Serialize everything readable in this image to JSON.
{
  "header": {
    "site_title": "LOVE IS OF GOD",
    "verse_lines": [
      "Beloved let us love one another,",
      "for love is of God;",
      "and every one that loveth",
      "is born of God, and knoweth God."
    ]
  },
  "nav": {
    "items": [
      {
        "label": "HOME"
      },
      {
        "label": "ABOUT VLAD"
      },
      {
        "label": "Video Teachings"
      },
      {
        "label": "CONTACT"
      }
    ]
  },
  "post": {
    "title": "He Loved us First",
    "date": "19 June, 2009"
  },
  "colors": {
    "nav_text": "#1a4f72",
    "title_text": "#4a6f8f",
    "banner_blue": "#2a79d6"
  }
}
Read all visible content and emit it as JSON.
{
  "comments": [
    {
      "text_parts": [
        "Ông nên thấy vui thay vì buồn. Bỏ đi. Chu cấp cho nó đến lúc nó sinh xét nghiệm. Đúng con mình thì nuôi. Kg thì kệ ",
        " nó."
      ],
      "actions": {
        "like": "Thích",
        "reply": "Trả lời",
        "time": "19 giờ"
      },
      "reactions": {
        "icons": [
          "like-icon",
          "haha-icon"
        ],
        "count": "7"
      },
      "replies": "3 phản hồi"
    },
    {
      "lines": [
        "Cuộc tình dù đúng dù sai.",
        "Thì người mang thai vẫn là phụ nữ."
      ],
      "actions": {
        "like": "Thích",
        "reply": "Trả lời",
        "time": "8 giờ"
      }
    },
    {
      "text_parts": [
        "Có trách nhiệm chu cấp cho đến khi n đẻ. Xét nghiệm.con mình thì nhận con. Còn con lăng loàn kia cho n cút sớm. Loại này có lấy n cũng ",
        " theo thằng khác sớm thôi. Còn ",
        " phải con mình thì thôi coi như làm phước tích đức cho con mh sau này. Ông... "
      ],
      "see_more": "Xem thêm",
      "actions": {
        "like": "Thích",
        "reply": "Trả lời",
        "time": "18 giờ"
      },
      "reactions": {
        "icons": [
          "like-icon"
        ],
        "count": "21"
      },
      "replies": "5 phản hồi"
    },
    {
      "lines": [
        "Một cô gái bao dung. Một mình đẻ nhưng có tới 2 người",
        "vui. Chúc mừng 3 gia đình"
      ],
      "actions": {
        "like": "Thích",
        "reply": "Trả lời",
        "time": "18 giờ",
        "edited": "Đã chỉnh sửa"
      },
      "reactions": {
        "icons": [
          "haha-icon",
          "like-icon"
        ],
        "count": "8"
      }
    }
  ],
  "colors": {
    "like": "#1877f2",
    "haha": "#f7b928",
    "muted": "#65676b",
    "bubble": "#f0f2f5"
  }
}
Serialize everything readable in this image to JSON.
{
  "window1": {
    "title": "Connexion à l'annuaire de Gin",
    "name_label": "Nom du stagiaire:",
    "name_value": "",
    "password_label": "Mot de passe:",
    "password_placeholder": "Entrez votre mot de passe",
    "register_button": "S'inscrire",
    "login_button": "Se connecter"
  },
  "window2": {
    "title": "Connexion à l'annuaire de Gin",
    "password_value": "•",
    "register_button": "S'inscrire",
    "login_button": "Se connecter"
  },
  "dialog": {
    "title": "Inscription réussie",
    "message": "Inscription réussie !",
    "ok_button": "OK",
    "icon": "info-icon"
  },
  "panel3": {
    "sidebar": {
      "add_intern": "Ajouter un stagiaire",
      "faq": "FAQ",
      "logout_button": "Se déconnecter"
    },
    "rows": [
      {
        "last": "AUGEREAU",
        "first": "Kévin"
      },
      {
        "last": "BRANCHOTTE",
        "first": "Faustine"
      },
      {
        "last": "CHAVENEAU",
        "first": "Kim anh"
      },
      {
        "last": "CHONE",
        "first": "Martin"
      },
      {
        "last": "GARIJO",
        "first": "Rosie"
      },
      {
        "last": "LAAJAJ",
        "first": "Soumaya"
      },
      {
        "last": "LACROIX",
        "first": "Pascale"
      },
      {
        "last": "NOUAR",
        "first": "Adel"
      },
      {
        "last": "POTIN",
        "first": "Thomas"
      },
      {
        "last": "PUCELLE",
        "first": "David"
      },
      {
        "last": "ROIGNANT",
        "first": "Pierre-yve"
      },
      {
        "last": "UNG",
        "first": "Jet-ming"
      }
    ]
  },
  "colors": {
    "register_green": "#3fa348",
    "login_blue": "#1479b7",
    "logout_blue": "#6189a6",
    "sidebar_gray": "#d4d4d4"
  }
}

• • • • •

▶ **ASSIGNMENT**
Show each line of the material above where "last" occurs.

▶ **RESPONSE BOX**
        "last": "AUGEREAU",
        "last": "BRANCHOTTE",
        "last": "CHAVENEAU",
        "last": "CHONE",
        "last": "GARIJO",
        "last": "LAAJAJ",
        "last": "LACROIX",
        "last": "NOUAR",
        "last": "POTIN",
        "last": "PUCELLE",
        "last": "ROIGNANT",
        "last": "UNG",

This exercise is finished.